IN BE MERRITT.
but it cannot be reviewed in this collateral way. The merits were involved in the first suit, and the judgment in it is aliJ conclusive as if it had been on the merits. The issue in that suit was broad enough to entitle the parties to introduce evidence on the merits; and if the court Ulisapplieq the law to the facts before it, the judgment is nevertheless conclusive, and it Ulust stand until corrected in some appropriate Ula,n· nero Demurrer sustained.
(Di8triet Court, D. He'll) Jer8V1/. May 24, 1881.)
Previous to ,his bankruptcy, A; was superintending theruilnfng of a steamer, and, as treasurer of the corporation owning her, 'reoeivad and disbursed the moneys earned by the steamer. Odd, that, A., such a relation to the corporation,was not a merchant or tradesman within the meanin'g of the' bankrupt act, arid waS "not' subject to its penalties for not keeping proper books of account. ! '
On Specifications against Discharge. D. A. Ryerson, for bankrupt. B. Wayne Parker, for creditors. NIXON, D. J. Seven specifications are filed in this ca,se against the discharge of the bankrupt. The first alleges that the bankrupt swore falsely in various pf!>rticulars on his examination as a witness during the bankruptcy proceedings; the second, that he concealed certain property, therein speci. fied, belonging to him at the time of filing his petition; the third, that he destroyed, mutilated, and altered his books and papers with intent to defraud his creditors; the fourth, that he fraudulently admitted false and fictitious debts against his estate, claimed by his father and brother; .the fifth, that he hll-d knowledge that such debts were proved aga,inst his estate, and did not disclose the same to his assignee; th e

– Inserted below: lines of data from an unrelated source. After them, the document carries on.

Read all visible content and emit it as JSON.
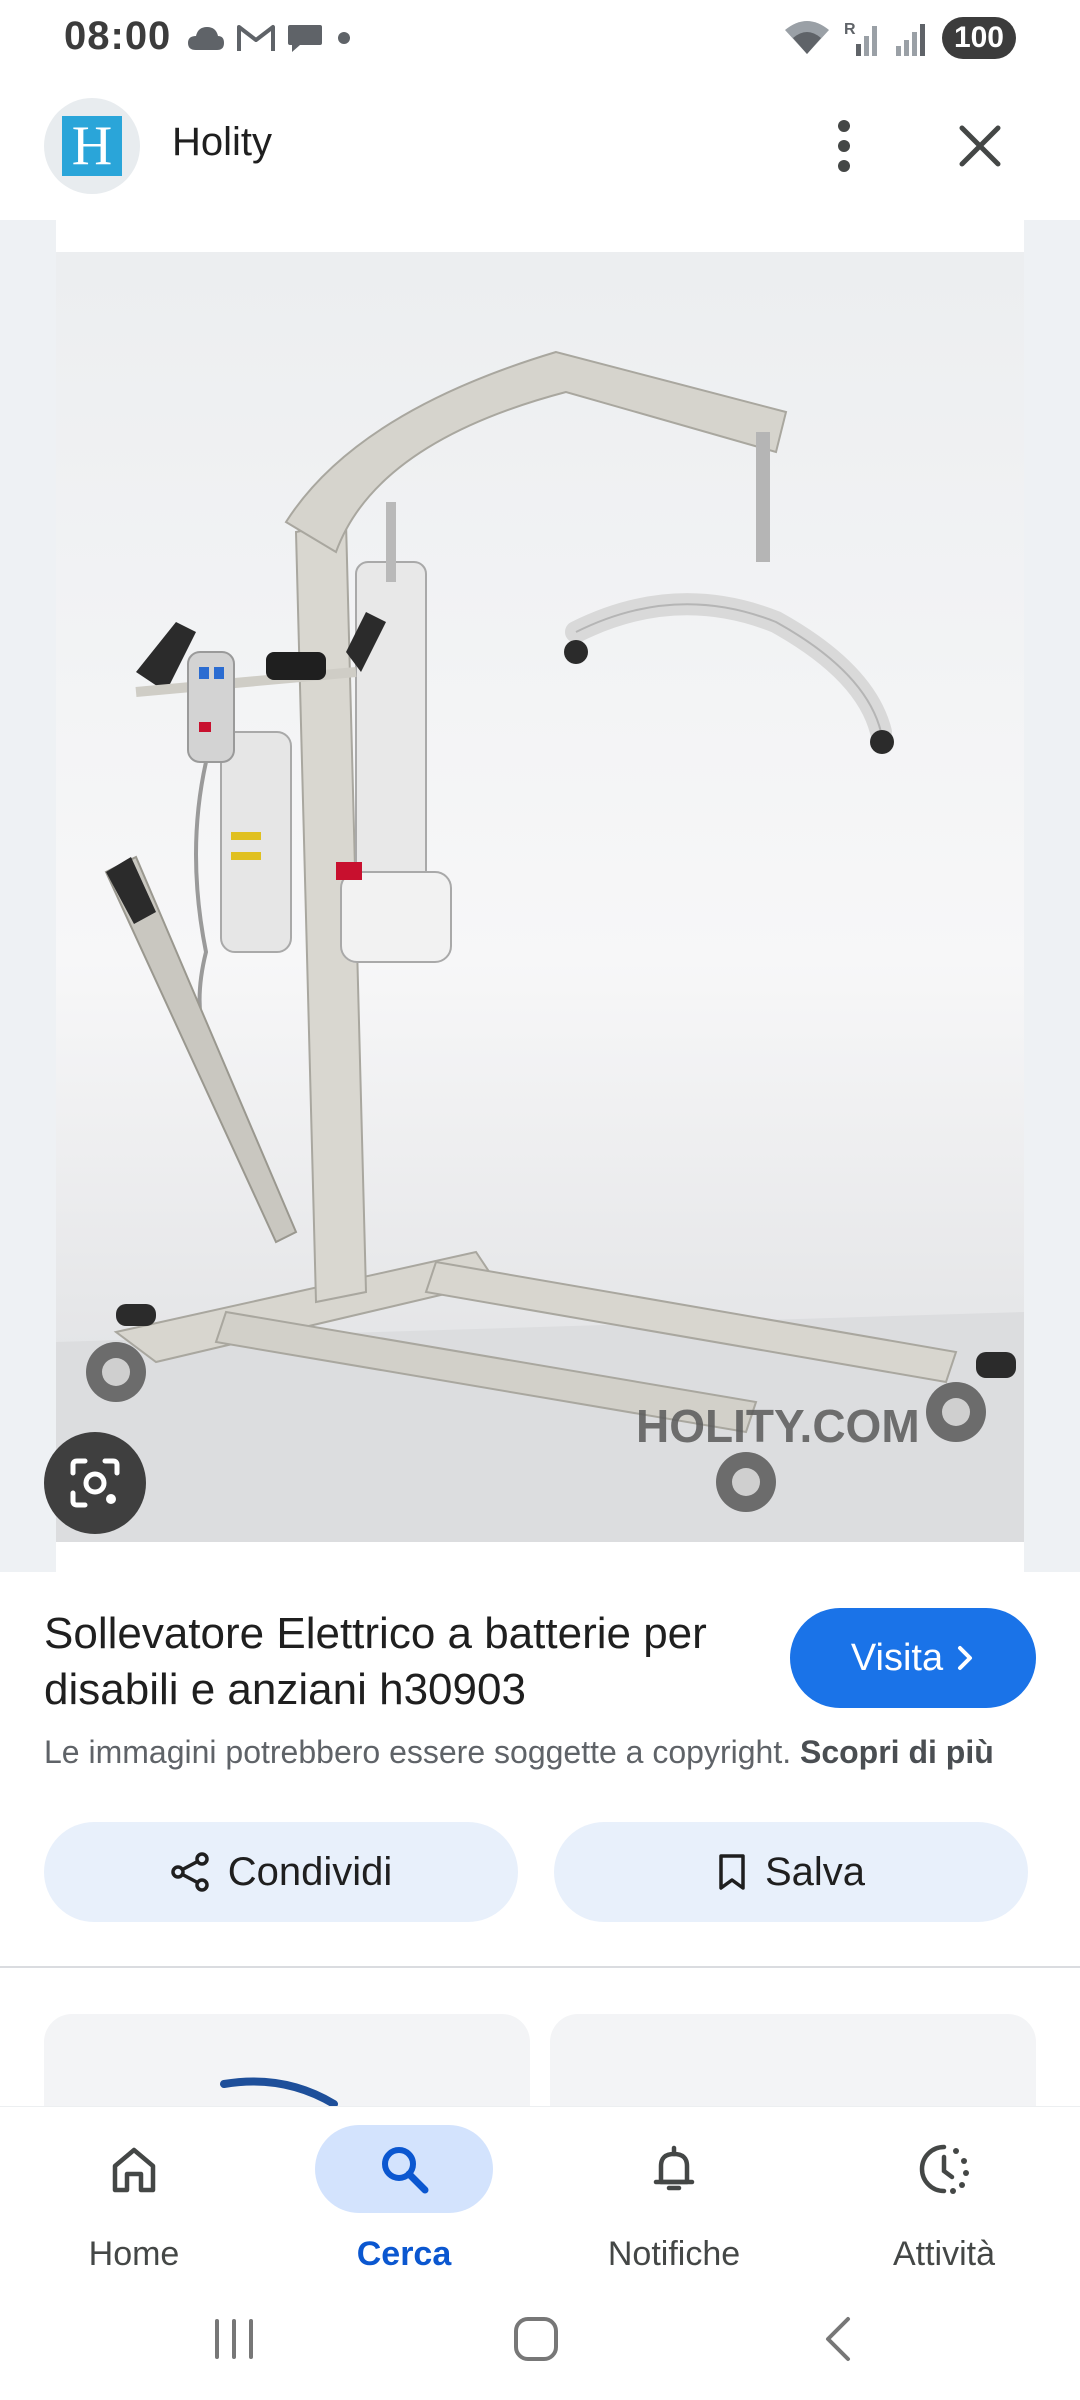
{
  "status_bar": {
    "time": "08:00",
    "battery": "100"
  },
  "header": {
    "logo_letter": "H",
    "site_name": "Holity"
  },
  "image": {
    "watermark": "HOLITY.COM"
  },
  "result": {
    "title": "Sollevatore Elettrico a batterie per disabili e anziani h30903",
    "visit_label": "Visita",
    "copyright_text": "Le immagini potrebbero essere soggette a copyright.",
    "learn_more": "Scopri di più"
  },
  "actions": {
    "share_label": "Condividi",
    "save_label": "Salva"
  },
  "bottom_nav": {
    "items": [
      {
        "label": "Home",
        "icon": "home-icon"
      },
      {
        "label": "Cerca",
        "icon": "search-icon",
        "active": true
      },
      {
        "label": "Notifiche",
        "icon": "bell-icon"
      },
      {
        "label": "Attività",
        "icon": "activity-icon"
      }
    ]
  },
  "colors": {
    "accent": "#1a73e8",
    "active_nav_bg": "#d3e3fd",
    "active_nav_text": "#0b57d0",
    "action_bg": "#e8f0fb"
  }
}
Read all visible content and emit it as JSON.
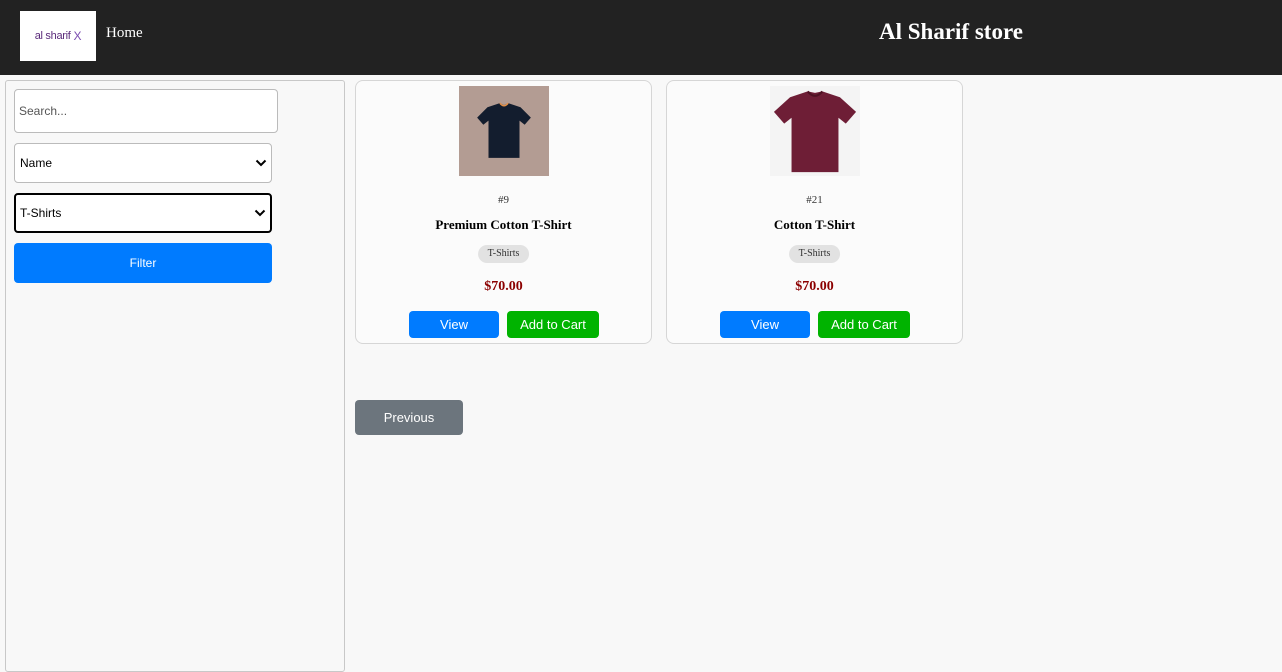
{
  "header": {
    "logo_text": "al sharif",
    "logo_mark": "X",
    "home_label": "Home",
    "store_title": "Al Sharif store"
  },
  "sidebar": {
    "search_placeholder": "Search...",
    "sort_selected": "Name",
    "category_selected": "T-Shirts",
    "filter_label": "Filter"
  },
  "products": [
    {
      "id_label": "#9",
      "name": "Premium Cotton T-Shirt",
      "category": "T-Shirts",
      "price": "$70.00",
      "image_icon": "navy-tshirt-icon",
      "color": "#131d2e",
      "view_label": "View",
      "cart_label": "Add to Cart"
    },
    {
      "id_label": "#21",
      "name": "Cotton T-Shirt",
      "category": "T-Shirts",
      "price": "$70.00",
      "image_icon": "maroon-tshirt-icon",
      "color": "#6e1e36",
      "view_label": "View",
      "cart_label": "Add to Cart"
    }
  ],
  "pagination": {
    "previous_label": "Previous"
  },
  "colors": {
    "header_bg": "#222222",
    "primary": "#007bff",
    "success": "#00b300",
    "secondary": "#6c757d",
    "price": "#8b0000"
  }
}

sixth,that being a merchant he has not, at any time since March 2, 1867, kept proper books of account; and the seventh, that he procured the proof of false and fictitious claims against his estate by Darius P. Merritt, Charles II. Merritt, and George W. Clark, and their assent to his discharge by promising to pay their claims. The testimony is voluminous, and I have read the same with care. There is much in it which discloses a reckless and speculative spirit in the bankrupt, in his methods of transacting his business, but nothing that indicates perjury, dishonesty, or fraud. The sixth specification is the only one which has given me trouble. This has reference to the bankrupt as a merchant not keeping proper books of accounts,-the only provision in the law which hinders a. discharge, irrespective of any question of fraudulent intent. It is my duty in considering it simply to inquire into the fact, 1'eaving the motives of the bankrupt out of the question altogether. It is provided by the seventh clause of section 5110 of the act that no bankrupt, being a merchant or tradesman, shall be discharged from his debts, who has not at all times after March 2, 1867, kept proper books of account. To bring the bankrupt within the penalty of the section he must be a merchant or tradesman. The business in which he was engaged previous to bankruptcy was superintending the running of the steamer Novelty, beginning in August, 1875, and end'ing the last of November, 1876, when the boat was wrecked and lost. The evidence is that his father purchased the steamer and permitted the bankrupt to have her control and management under the verbal agreement that he should pay all running expenses, and the costs of keeping the vessel in repair, and should have one-half ,of the net earnings or profits for his compensation. During this arrangement a corporation was formed, called the Newark Transportation Company. The boat was put in at a valuationof $50,000:, and 500 shares of capital stock were issued, at the par value of $100 per share, and distributed by the father to his wife and children according to his pleasure, the
IN BllI YOUNG.
bankrupt receiving five shares in order that he might be eli· .gible to the offioe of treasurer of the company. He became the treasurer, and as such officer he received and disbursed the moneys earned by the steamer, amounting in round figures to $4,000, and leaving no surplus for division after the payment of the running expenses and for keeping her in repair. He states further that books of account of the reo eeipts, and expenditures were kept; that after the loss of the steamer suits were brought in New York against two insur· ance companies for the moneys due upon polioies of insurance; that the books were given to the lawyers in New York who had the charge of these suits, to be used therein, and that except the book of the minutes of the corporation he had never seen them since. The burden of proof, that the bankrupt did not keep proper books of account, is upon the opposing creditors. I will not stop to inquire whether the court ougb,t to refuse the eharge upon the testimony as it has been left by the parties, because I am of the opinion that the bankrupt, sustaining such a relation to the corporation, is not a merchant or . tradesman, in the sense in which thes6words are used in the bankrupt act, and not being suoh he is not subject to the penalty of the section. The disoharge will be granted.
(Di8fn'ict Oourt, D. NWJ JfIl'l8Jj. July I, 1881.)